The rich and diverse history and heritage of the state of Nebraska through its buildings is the subject of an upcoming presentation at the North Platte Public Library.

Historian and author Jeff Barnes presents “Nebraska’s Landmark Buildings” on Thursday, January 11, 12:00 p.m., at the library, 120 West 4th St., North Platte. The talk is sponsored by Humanities Nebraska. The talk is free to the public but the library requests seat reservations to help in room set-up.  Please call the library at 535-8036, Ext. 3301.

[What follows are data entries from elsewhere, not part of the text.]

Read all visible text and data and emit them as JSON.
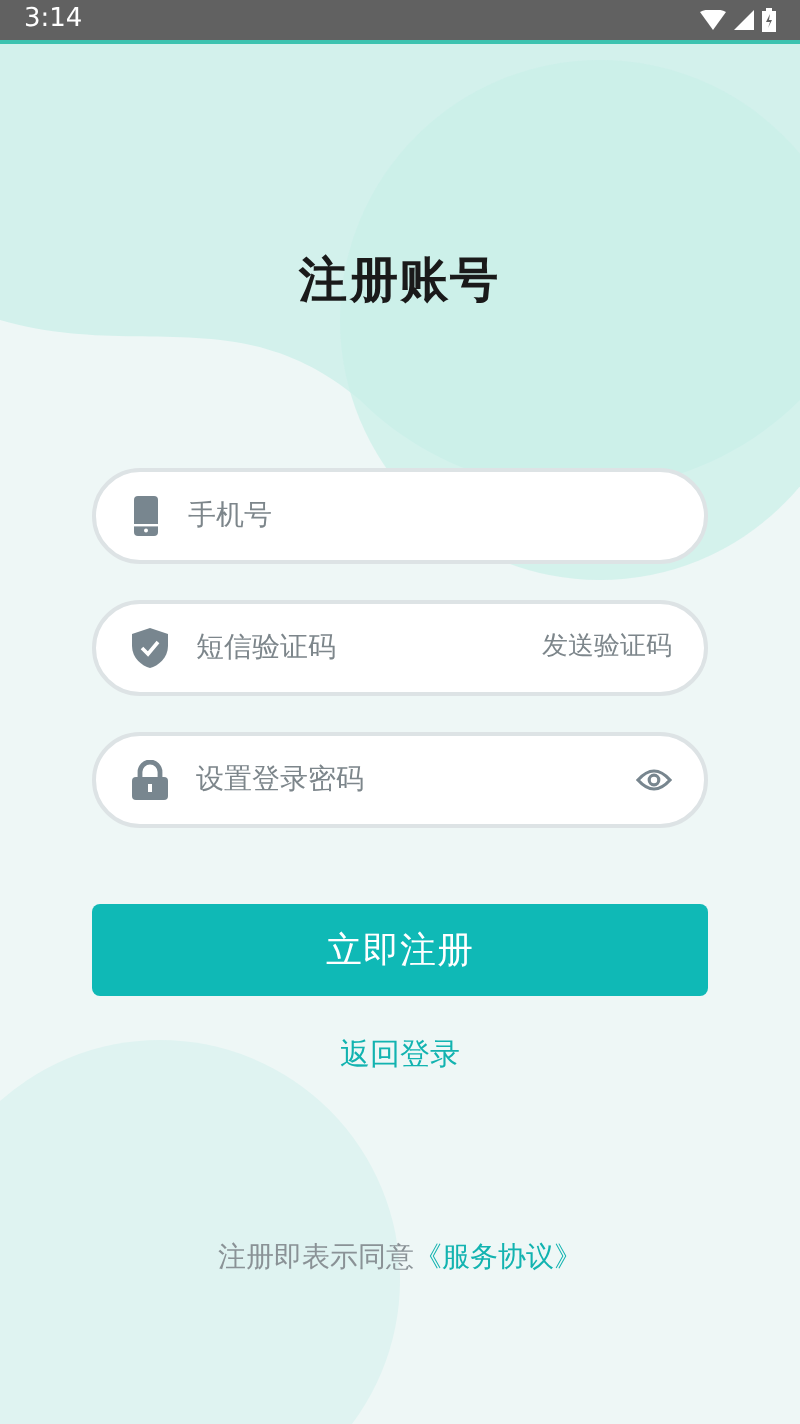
{
  "status_bar": {
    "time": "3:14"
  },
  "title": "注册账号",
  "fields": [
    {
      "kind": "phone",
      "placeholder": "手机号"
    },
    {
      "kind": "code",
      "placeholder": "短信验证码",
      "action": "发送验证码"
    },
    {
      "kind": "password",
      "placeholder": "设置登录密码"
    }
  ],
  "submit_button": "立即注册",
  "back_link": "返回登录",
  "agreement": {
    "text": "注册即表示同意",
    "link": "《服务协议》"
  }
}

The 45-minute talk presents the diversity of the state’s buildings, from an 1830s-era cabin along to its internationally noted state capitol through a state-of-the-art cancer center of today.

“The architecture of Nebraska tells the history of the state,” said Barnes. “You can see the boom-and-bust periods, the arrival of various ethnic groups, and the impact of world wars.” Some of America’s greatest architects – from Frank Lloyd Wright to I. M. Pei – also left their mark on the state and are presented.

The talk is derived from Barnes’ new book, 150@150: Nebraska’s Landmark Buildings at the State’s Sesquicentennial, a celebration of the built world of Nebraska in its 150th anniversary of statehood. This colorful, richly photographed collection includes the earliest buildings constructed by newcomers to the territory, its most recognizable landmarks, and the newest and most dynamic structures designed by the architectural firms of today. The book is presented by the Architectural Foundation of Nebraska and the American Institute of Architects-Nebraska Chapter.

Of interest to those in North Platte, Buffalo Bill Cody’s Scouts Rest Ranch and the Lincoln County Courthouse are included in the book.

Barnes is also the author of Forts of the Northern Plains, The Great Plains Guide to Custer, The Great Plains Guide to Buffalo Bill, Extra Innings: The Story of Modisett Ball Park and the centennial history of a Kansas City medical school. He is currently at work on his next book, a travel guide to sites related to the American outlaw Jesse James.

A former newspaper reporter and editor, Barnes writes freelance and lives in Omaha. He is a fifth-generation Nebraskan, a trustee of the Nebraska State Historical Society, former chairman of the Nebraska Hall of Fame Commission, and past marketing director of the Durham Museum.

For more information: www.jeffbarnesauthor.com